Pick names for your protagonist, antagonist, love interest and best friend and any important family members. I always pick names that have meaning for the story in an unobvious way. Baby name websites are good for this — like if you want to have a reporter character, whose name means truth, you’d name her Alice—the name of the reporter character in my Periphery series.
Caution: Unique names are tricky. If they don’t sound like real names, readers will get distracted while reading. So unless there’s a story reason for a strange name, or you’re writing in a genre where weird names are the most normal thing about it, stick to names you’d hear in everyday life.
A note about character questionnaires: Do them if they help you; skip them if you don’t. They don’t help me. Unless there’s a story reason for it, it doesn’t matter what your character’s favorite color is.
What matters are the answers to the big three questions:
- What does your character want? They have to one big, clear goal to move the story forward, even if it changes every act. (And it can.)
- What does your character need? What do they need to grow, whether they know it or not? (And they probably don’t.)

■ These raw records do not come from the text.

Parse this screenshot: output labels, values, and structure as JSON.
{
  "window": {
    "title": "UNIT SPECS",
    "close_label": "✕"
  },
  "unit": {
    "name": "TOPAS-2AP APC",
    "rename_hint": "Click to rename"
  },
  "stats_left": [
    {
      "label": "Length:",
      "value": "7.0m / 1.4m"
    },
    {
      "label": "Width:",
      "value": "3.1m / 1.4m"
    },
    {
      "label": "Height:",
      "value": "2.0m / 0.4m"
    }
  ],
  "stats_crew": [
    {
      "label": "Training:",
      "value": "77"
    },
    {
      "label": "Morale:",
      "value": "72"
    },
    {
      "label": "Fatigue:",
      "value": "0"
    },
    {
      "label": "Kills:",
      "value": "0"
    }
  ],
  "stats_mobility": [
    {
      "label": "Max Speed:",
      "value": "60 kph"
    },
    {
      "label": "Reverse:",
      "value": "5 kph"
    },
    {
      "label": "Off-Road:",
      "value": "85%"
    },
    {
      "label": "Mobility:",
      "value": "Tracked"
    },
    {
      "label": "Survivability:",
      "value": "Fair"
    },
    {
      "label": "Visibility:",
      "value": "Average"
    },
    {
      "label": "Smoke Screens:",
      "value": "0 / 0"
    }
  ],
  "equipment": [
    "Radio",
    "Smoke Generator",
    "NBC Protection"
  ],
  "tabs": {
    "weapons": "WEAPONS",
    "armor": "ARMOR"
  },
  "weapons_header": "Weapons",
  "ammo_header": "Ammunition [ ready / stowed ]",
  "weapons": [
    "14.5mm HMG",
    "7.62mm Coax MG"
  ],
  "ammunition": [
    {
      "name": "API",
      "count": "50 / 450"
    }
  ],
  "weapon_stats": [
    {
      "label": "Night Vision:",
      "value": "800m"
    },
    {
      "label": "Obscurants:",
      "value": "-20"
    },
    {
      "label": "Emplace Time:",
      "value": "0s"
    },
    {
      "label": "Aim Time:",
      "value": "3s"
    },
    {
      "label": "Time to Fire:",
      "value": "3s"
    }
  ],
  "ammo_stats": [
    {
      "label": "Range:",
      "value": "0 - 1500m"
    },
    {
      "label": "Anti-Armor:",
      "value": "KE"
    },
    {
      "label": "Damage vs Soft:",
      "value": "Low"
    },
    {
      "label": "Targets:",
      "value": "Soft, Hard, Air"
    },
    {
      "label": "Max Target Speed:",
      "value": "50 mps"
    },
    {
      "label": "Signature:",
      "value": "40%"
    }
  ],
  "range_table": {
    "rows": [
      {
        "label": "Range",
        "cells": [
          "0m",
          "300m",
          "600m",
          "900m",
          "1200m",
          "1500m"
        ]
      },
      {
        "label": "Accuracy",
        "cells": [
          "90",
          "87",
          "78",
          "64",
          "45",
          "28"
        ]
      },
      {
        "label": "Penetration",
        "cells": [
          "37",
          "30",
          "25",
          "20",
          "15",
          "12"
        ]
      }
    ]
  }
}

- What is their flaw or misbelief? If it’s a flaw, they need to overcome it to get what they need. If it’s a lie they believe, they need to learn the truth to get what they need. This idea of misbelief is from Lisa Cron. Both her books Wired for Story and Story Genius are worth reading and keeping by your computer.
Bonus: What’s unique about your character’s personality and appearance? Are they unusually blunt? Do they have a scar above one eye? This helps your readers remember who’s who. It’s not a must but a good idea when possible.
Pick character types. A great book to help you pick character types and see how they’d interact is The Complete Writer’s Guide to Heroes and Heroines, but these are the types I use the most:
Strengths: Goal-oriented, decisive and responsible
Weaknesses: Stubborn, unsympathetic, dominating
Style: Born leader
Strengths: Devoted, vulnerable and a great judge of character
Weaknesses: Depressed, unforgiving, expects the worst
Strengths: Charismatic, street smart and intuitive
Weaknesses: Pessimistic, bitter and volatile
Style: From the wrong side of the tracks
Strengths: Confident, dynamic, Competitive
Weaknesses: Blunt, workaholic, arrogant
Strengths: Courageous, determined, persuasive
Weaknesses: Obstinate, rash, opinionated
Style: On a mission
Strengths: Efficient, serious, dependable
Weaknesses: Rigid, repressed, perfectionist
Enneagram types can also be helpful for character-building.
So make some characters that make sense, whether you base them on character types or people you know. (Because if you can let reality do the work for you, why not?)
Then plan an arc. K.M. Weiland has great advice for how to make all types of character arcs.
Okay get started. Next week we’ll talk about title, purpose, setting and world-building.